      As one of the most promising biomarkers for numerous malignant tumors, accurate and reliable reporting of Cathepsin B (CTSB) activity is of great significance to achieve efficient diagnosis of cancers at an early stage and predicting metastasis. Here, we report a vigorous ratiometric fluorescent method integrating a cancer-targeting recognition moiety with a remarkably large emission wavelength shift into a single matrix to report CTSB activity sensitively and specifically.

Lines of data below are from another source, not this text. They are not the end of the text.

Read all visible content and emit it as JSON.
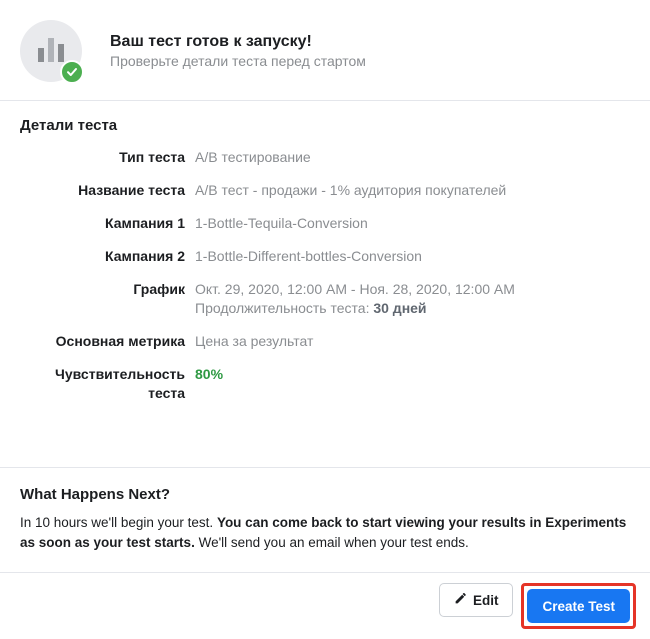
{
  "header": {
    "title": "Ваш тест готов к запуску!",
    "subtitle": "Проверьте детали теста перед стартом",
    "icon": "bar-chart-icon",
    "badge_icon": "check-icon"
  },
  "details": {
    "section_title": "Детали теста",
    "rows": {
      "test_type": {
        "label": "Тип теста",
        "value": "A/B тестирование"
      },
      "test_name": {
        "label": "Название теста",
        "value": "A/B тест - продажи - 1% аудитория покупателей"
      },
      "campaign1": {
        "label": "Кампания 1",
        "value": "1-Bottle-Tequila-Conversion"
      },
      "campaign2": {
        "label": "Кампания 2",
        "value": "1-Bottle-Different-bottles-Conversion"
      },
      "schedule": {
        "label": "График",
        "range": "Окт. 29, 2020, 12:00 AM - Ноя. 28, 2020, 12:00 AM",
        "duration_prefix": "Продолжительность теста: ",
        "duration_value": "30 дней"
      },
      "metric": {
        "label": "Основная метрика",
        "value": "Цена за результат"
      },
      "sensitivity": {
        "label": "Чувствительность теста",
        "value": "80%"
      }
    }
  },
  "next": {
    "title": "What Happens Next?",
    "body_prefix": "In 10 hours we'll begin your test. ",
    "body_bold": "You can come back to start viewing your results in Experiments as soon as your test starts.",
    "body_suffix": " We'll send you an email when your test ends."
  },
  "footer": {
    "edit_label": "Edit",
    "edit_icon": "pencil-icon",
    "create_label": "Create Test"
  }
}
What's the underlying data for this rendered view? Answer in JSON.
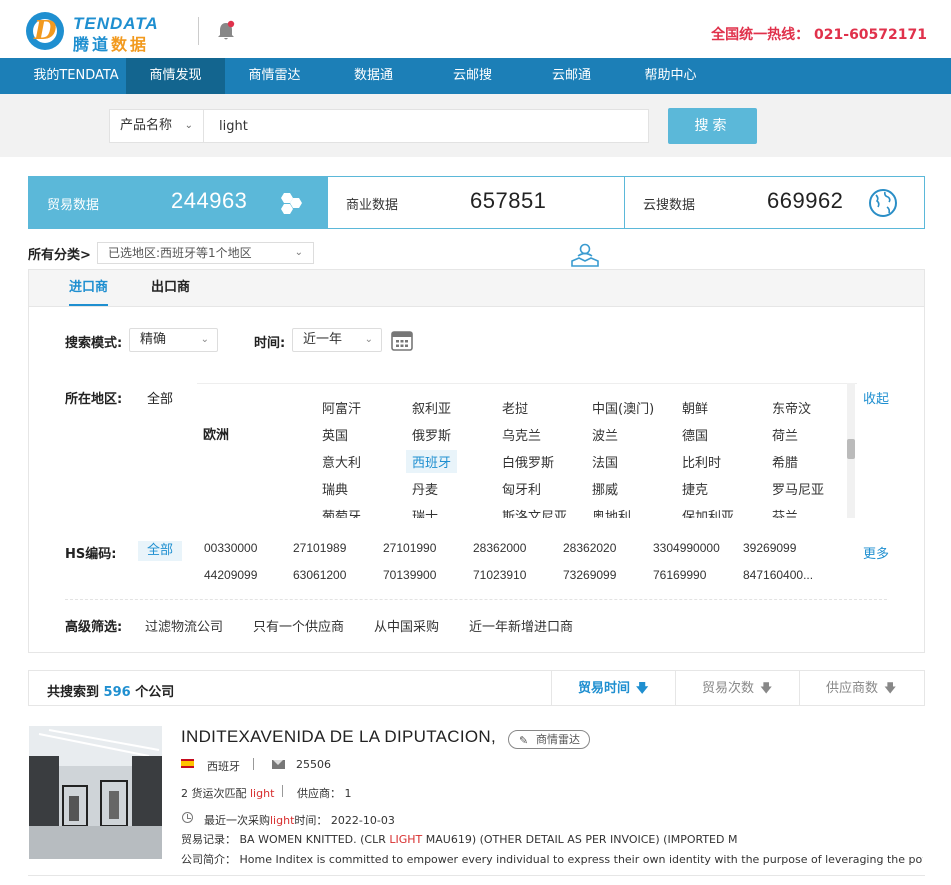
{
  "header": {
    "logo_en": "TENDATA",
    "logo_cn_1": "腾道",
    "logo_cn_2": "数据",
    "hotline": "全国统一热线： 021-60572171"
  },
  "nav": {
    "items": [
      {
        "label": "我的TENDATA"
      },
      {
        "label": "商情发现"
      },
      {
        "label": "商情雷达"
      },
      {
        "label": "数据通"
      },
      {
        "label": "云邮搜"
      },
      {
        "label": "云邮通"
      },
      {
        "label": "帮助中心"
      }
    ],
    "active_index": 1
  },
  "search": {
    "field_label": "产品名称",
    "value": "light",
    "button": "搜索"
  },
  "stats": [
    {
      "label": "贸易数据",
      "value": "244963",
      "icon": "hexagon-icon"
    },
    {
      "label": "商业数据",
      "value": "657851",
      "icon": ""
    },
    {
      "label": "云搜数据",
      "value": "669962",
      "icon": "globe-icon"
    }
  ],
  "category": {
    "label": "所有分类>",
    "region_select": "已选地区:西班牙等1个地区"
  },
  "tabs": [
    {
      "label": "进口商"
    },
    {
      "label": "出口商"
    }
  ],
  "filters": {
    "mode_label": "搜索模式:",
    "mode_value": "精确",
    "time_label": "时间:",
    "time_value": "近一年",
    "region_label": "所在地区:",
    "region_all": "全部",
    "region_continent": "欧洲",
    "region_collapse": "收起",
    "regions": [
      [
        "阿富汗",
        "叙利亚",
        "老挝",
        "中国(澳门)",
        "朝鲜",
        "东帝汶"
      ],
      [
        "英国",
        "俄罗斯",
        "乌克兰",
        "波兰",
        "德国",
        "荷兰"
      ],
      [
        "意大利",
        "西班牙",
        "白俄罗斯",
        "法国",
        "比利时",
        "希腊"
      ],
      [
        "瑞典",
        "丹麦",
        "匈牙利",
        "挪威",
        "捷克",
        "罗马尼亚"
      ],
      [
        "葡萄牙",
        "瑞士",
        "斯洛文尼亚",
        "奥地利",
        "保加利亚",
        "芬兰"
      ]
    ],
    "selected_region": "西班牙",
    "hs_label": "HS编码:",
    "hs_all": "全部",
    "hs_more": "更多",
    "hs_codes": [
      [
        "00330000",
        "27101989",
        "27101990",
        "28362000",
        "28362020",
        "3304990000",
        "39269099"
      ],
      [
        "44209099",
        "63061200",
        "70139900",
        "71023910",
        "73269099",
        "76169990",
        "847160400..."
      ]
    ],
    "adv_label": "高级筛选:",
    "adv_items": [
      "过滤物流公司",
      "只有一个供应商",
      "从中国采购",
      "近一年新增进口商"
    ]
  },
  "results": {
    "prefix": "共搜索到",
    "count": "596",
    "suffix": "个公司",
    "sorts": [
      {
        "label": "贸易时间",
        "active": true
      },
      {
        "label": "贸易次数",
        "active": false
      },
      {
        "label": "供应商数",
        "active": false
      }
    ]
  },
  "company": {
    "name": "INDITEXAVENIDA DE LA DIPUTACION,",
    "badge": "商情雷达",
    "country": "西班牙",
    "postal": "25506",
    "match_prefix": "2 货运次匹配",
    "match_kw": "light",
    "suppliers": "供应商： 1",
    "recent_prefix": "最近一次采购",
    "recent_kw": "light",
    "recent_suffix": "时间： 2022-10-03",
    "record_label": "贸易记录：",
    "record_pre": "BA WOMEN KNITTED. (CLR",
    "record_kw": "LIGHT",
    "record_post": "MAU619) (OTHER DETAIL AS PER INVOICE) (IMPORTED M",
    "intro_label": "公司简介：",
    "intro": "Home Inditex is committed to empower every individual to express their own identity with the purpose of leveraging the power of fashion to ..."
  }
}
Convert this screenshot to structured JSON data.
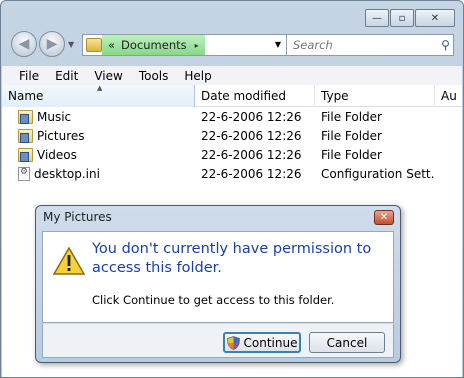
{
  "window": {
    "caption_buttons": {
      "minimize": "—",
      "maximize": "▫",
      "close": "✕"
    }
  },
  "nav": {
    "back_icon": "back-arrow-icon",
    "forward_icon": "forward-arrow-icon",
    "address": {
      "chevrons": "«",
      "crumb": "Documents",
      "crumb_arrow": "▸"
    },
    "search_placeholder": "Search"
  },
  "menu": [
    "File",
    "Edit",
    "View",
    "Tools",
    "Help"
  ],
  "columns": [
    "Name",
    "Date modified",
    "Type",
    "Au"
  ],
  "rows": [
    {
      "name": "Music",
      "date": "22-6-2006 12:26",
      "type": "File Folder",
      "icon": "folder"
    },
    {
      "name": "Pictures",
      "date": "22-6-2006 12:26",
      "type": "File Folder",
      "icon": "folder"
    },
    {
      "name": "Videos",
      "date": "22-6-2006 12:26",
      "type": "File Folder",
      "icon": "folder"
    },
    {
      "name": "desktop.ini",
      "date": "22-6-2006 12:26",
      "type": "Configuration Sett...",
      "icon": "settings-file"
    }
  ],
  "dialog": {
    "title": "My Pictures",
    "heading": "You don't currently have permission to access this folder.",
    "text": "Click Continue to get access to this folder.",
    "continue_label": "Continue",
    "cancel_label": "Cancel"
  },
  "colors": {
    "heading": "#1a3fa6",
    "breadcrumb": "#86d886",
    "close": "#c34e2e"
  }
}
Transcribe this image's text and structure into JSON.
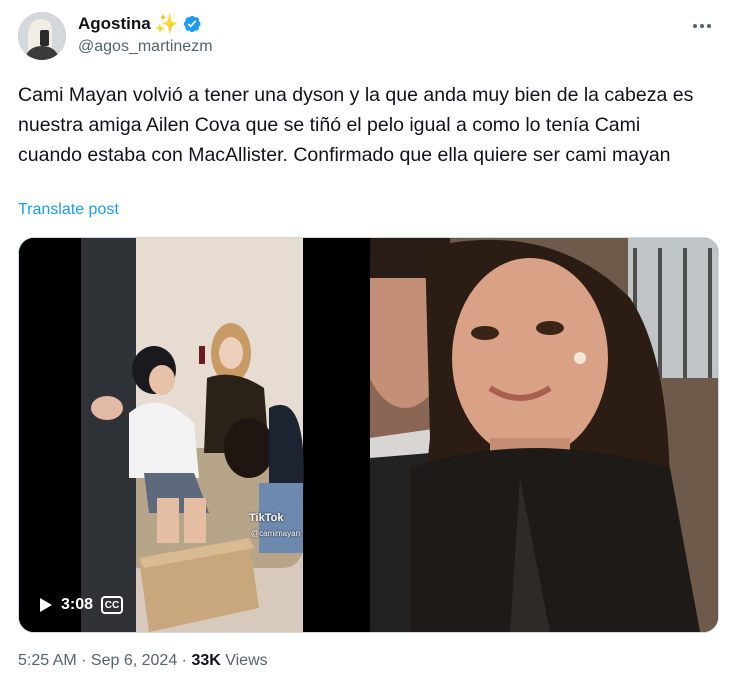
{
  "author": {
    "name": "Agostina",
    "emoji": "✨",
    "handle": "@agos_martinezm"
  },
  "icons": {
    "verified": "verified-badge-icon",
    "more": "more-options-icon",
    "play": "play-icon",
    "captions": "closed-captions-icon",
    "tiktok": "tiktok-logo-icon"
  },
  "post": {
    "text": "Cami Mayan volvió a tener una dyson y la que anda muy bien de la cabeza es nuestra amiga Ailen Cova que se tiñó el pelo igual a como lo tenía Cami cuando estaba con MacAllister. Confirmado que ella quiere ser cami mayan",
    "translate_label": "Translate post"
  },
  "media": {
    "video": {
      "duration": "3:08",
      "cc_label": "CC",
      "watermark": "TikTok",
      "watermark_handle": "@camimayan"
    }
  },
  "meta": {
    "time": "5:25 AM",
    "separator": " · ",
    "date": "Sep 6, 2024",
    "views_count": "33K",
    "views_label": " Views"
  },
  "colors": {
    "accent": "#1d9bf0",
    "secondary_text": "#536471",
    "primary_text": "#0f1419"
  }
}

As a proof of concept, we synthesized amine-rich carbon quantum dots (CQDs) with a blue fluorescence, which offered an efficient scaffolding to covalently assemble the nucleolin-targeting recognition nucleic acid aptamer AS1411 and a CTSB-cleavable peptide substrate Gly-Arg-Arg-Gly-Lys-Gly-Gly-Cys-COOH that tethered with a near-infrared (NIR) fluorophore chlorin e6 (Ce6-GRRGKGGC, Ce6-Pep), enabling a cancer-targeting and CTSB stimulus-responsive ratiometric nanoprobe AS1411-Ce6-CQDs. Owing to the efficient fluorescence resonance energy transfer (FRET) process from the CQDs to Ce6 inside the assembly of nanoprobe, the blue fluorescence of CQDs at ∼450 nm was remarkably quenched, along with an obvious NIR fluorescence enhancement of Ce6 at ∼650 nm. After selective entry into cancer cells via nucleolin-mediated endocytosis, the overexpressed CTSB in lysosome could cleave Ce6-Pep and trigger the Ce6 moiety dissociation from AS1411-Ce6-CQDs, thus leading to the termination of FRET process, achieving the efficient ratiometric fluorescence response toward endogenous CTSB with a remarkably large emission wavelength shift of ∼200 nm from NIR to blue emission region. Notably, the nanoprobe AS1411-Ce6-CQDs exhibited an excellent specificity for ratiometric fluorescent sensing of CTSB activity with an ultralow detection limit of 0.096 ng/mL, demonstrating its promising use for early precise cancer diagnosis in the near future.